Prescription drugs are now implicated in 70% of overdose deaths according to the latest official statistics.

The Health Research Board has found that methadone was implicated in nearly one third of drug deaths while the sedative diazepam was present in over one in four. 

The National Drug-Related Deaths Index for 2016 found that deaths involving legal drugs is increasing and overdoses resulting from more than one drug or polydrug deaths increased from 44% of the total in 2004 to 62% in 2016.

Overall the statistics show that the number of poisoning deaths were 354 in 2016, down from a peak of 400 in 2013.

Deaths involving heroin and cocaine dropped sharply after 2009, deaths involving drugs classed as benzodiazepines, antidepressants and other prescription drugs more than doubled.

Deaths involving individual prescription drugs have shown the biggest increases between 2004 and 2016, Zopliclone up to 59 from five,  while those from pregabalin a painkilling and anti anxiety drug has increased to 65 from 0.

Anti-anxiety drug Alprazalam increased to 46 from "less than five" in the same period.

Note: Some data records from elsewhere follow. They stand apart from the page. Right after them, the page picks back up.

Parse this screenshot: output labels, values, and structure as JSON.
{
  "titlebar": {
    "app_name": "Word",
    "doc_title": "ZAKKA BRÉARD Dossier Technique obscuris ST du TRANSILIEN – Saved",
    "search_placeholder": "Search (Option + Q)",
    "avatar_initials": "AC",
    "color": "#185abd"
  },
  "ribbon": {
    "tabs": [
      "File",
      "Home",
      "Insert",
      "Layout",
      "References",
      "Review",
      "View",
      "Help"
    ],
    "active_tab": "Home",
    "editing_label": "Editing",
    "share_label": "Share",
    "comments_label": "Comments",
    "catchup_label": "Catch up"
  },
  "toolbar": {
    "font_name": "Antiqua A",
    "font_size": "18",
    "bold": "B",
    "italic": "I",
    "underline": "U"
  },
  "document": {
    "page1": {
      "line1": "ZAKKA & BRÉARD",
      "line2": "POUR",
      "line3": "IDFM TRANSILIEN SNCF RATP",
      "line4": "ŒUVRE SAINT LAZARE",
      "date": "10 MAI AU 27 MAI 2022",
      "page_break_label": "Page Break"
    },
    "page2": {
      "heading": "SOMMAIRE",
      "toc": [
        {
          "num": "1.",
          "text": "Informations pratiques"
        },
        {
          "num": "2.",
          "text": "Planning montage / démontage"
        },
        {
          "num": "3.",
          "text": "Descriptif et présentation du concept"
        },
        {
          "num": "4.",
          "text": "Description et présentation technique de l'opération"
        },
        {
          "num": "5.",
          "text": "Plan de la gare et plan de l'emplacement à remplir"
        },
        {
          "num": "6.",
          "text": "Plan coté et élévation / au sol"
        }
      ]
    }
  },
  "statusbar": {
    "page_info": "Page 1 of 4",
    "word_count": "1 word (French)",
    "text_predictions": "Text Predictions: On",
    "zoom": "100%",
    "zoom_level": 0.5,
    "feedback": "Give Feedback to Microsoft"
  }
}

Alcohol is the single most common drug to be implicated in fatal poisonings with a total of 132 deaths down from 143 in 2013.

Of the 16 drugs listed in the index only three - heroin, cocaine and MDMA or ecstasy - are illegal.

Deaths with heroin present were down to 72 from a peak of 114 in 2009, while 41 deaths with cocaine present were recorded - down from a peak of 65 in 2007.

However, deaths involving cocaine have increased in recent years up 70% since 2011.

There was MDMA present in eight overdoses down from 15 in 2014 while "new psychoactive substances" or head shop drugs are now implicated for "less than five" deaths compared to 30 in 2013.

Of all the deaths only 34 - or under 5% - involved people who were injecting drugs at the time.

More drug users died from non-poisoning causes for the second year in a row. There were 382 such deaths in 2016, including 24% by suicide, 15% from cardiac events and 12% from liver disease.

All drug related deaths combined were at 736, up 70% since 2004 when the figure was 431.